EXERCISE BRIEF:
Find and return every line of the data that contains the word "WINDOWS".

Stored entries
--------------------------------

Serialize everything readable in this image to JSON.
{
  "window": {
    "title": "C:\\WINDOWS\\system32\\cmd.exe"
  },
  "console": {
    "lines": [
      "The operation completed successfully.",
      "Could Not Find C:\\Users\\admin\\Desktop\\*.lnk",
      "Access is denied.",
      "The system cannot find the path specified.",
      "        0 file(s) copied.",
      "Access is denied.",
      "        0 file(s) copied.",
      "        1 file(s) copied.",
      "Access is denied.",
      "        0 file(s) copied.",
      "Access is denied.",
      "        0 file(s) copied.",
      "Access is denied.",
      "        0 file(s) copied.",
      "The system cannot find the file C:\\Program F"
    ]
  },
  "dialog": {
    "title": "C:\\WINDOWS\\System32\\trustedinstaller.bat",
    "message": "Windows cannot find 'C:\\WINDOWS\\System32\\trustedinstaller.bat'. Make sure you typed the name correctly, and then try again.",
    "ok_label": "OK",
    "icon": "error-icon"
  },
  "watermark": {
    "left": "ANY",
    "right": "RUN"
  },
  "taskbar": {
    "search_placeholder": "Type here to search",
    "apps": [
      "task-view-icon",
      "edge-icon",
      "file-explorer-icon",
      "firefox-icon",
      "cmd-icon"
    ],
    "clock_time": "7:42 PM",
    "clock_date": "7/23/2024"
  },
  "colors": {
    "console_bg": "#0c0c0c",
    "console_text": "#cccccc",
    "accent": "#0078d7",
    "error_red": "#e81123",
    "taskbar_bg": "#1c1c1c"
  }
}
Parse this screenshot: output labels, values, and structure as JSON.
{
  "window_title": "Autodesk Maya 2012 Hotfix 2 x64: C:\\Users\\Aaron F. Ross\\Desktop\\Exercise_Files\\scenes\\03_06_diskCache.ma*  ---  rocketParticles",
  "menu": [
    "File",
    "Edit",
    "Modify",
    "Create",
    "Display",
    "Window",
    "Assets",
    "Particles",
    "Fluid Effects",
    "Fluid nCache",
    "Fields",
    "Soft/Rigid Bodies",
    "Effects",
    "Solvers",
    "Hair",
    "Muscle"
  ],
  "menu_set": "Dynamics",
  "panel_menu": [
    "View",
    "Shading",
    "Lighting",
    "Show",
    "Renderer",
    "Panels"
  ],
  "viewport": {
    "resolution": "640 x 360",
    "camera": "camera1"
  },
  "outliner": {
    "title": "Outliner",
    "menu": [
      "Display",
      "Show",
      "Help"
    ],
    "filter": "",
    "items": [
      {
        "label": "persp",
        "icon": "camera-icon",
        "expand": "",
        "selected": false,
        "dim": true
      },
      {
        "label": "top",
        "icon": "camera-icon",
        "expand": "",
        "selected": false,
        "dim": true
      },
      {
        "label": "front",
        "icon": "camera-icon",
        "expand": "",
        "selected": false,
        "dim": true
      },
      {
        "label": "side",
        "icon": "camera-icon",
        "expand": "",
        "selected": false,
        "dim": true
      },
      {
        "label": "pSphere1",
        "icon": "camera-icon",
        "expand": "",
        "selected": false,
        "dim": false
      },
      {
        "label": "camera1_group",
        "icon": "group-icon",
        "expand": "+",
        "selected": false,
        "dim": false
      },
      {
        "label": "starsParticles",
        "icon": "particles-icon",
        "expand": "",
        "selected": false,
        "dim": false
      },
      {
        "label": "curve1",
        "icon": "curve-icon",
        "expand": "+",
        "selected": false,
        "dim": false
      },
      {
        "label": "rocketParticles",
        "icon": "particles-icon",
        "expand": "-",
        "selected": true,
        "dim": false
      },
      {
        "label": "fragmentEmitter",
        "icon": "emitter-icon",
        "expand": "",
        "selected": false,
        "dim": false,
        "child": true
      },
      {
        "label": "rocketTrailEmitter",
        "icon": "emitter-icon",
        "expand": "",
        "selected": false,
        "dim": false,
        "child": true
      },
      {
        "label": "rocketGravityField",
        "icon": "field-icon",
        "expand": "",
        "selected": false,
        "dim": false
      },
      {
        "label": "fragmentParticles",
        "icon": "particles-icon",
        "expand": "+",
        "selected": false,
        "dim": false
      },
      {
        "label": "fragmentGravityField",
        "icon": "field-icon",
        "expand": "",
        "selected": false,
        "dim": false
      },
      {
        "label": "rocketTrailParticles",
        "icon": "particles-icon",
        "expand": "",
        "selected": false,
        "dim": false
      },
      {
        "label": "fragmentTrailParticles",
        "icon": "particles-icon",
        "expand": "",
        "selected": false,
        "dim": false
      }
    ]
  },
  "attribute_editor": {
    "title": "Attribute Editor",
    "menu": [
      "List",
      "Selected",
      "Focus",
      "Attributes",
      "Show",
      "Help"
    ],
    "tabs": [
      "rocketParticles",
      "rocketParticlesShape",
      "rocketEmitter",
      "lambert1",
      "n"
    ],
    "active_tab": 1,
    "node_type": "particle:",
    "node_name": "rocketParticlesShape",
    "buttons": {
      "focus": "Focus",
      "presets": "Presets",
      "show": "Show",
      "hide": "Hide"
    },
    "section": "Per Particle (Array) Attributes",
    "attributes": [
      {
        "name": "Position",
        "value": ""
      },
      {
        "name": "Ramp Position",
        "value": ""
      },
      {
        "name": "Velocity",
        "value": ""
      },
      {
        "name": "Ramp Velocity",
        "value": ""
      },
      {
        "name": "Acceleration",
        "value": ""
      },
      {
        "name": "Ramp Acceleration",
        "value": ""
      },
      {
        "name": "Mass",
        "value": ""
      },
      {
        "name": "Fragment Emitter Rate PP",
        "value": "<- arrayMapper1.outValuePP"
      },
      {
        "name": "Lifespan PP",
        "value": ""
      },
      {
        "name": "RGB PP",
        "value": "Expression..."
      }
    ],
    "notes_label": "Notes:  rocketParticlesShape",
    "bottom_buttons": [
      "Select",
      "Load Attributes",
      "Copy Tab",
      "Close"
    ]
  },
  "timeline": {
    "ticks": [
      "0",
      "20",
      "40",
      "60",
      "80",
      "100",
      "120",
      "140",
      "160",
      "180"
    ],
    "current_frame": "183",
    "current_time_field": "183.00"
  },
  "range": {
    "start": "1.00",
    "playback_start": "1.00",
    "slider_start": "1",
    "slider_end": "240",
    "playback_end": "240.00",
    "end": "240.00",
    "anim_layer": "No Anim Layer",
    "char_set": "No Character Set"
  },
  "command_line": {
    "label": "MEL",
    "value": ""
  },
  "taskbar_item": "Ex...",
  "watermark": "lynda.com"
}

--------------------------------

OUTPUT OF THE TASK:
    "title": "C:\\WINDOWS\\system32\\cmd.exe"
    "title": "C:\\WINDOWS\\System32\\trustedinstaller.bat",
    "message": "Windows cannot find 'C:\\WINDOWS\\System32\\trustedinstaller.bat'. Make sure you typed the name correctly, and then try again.",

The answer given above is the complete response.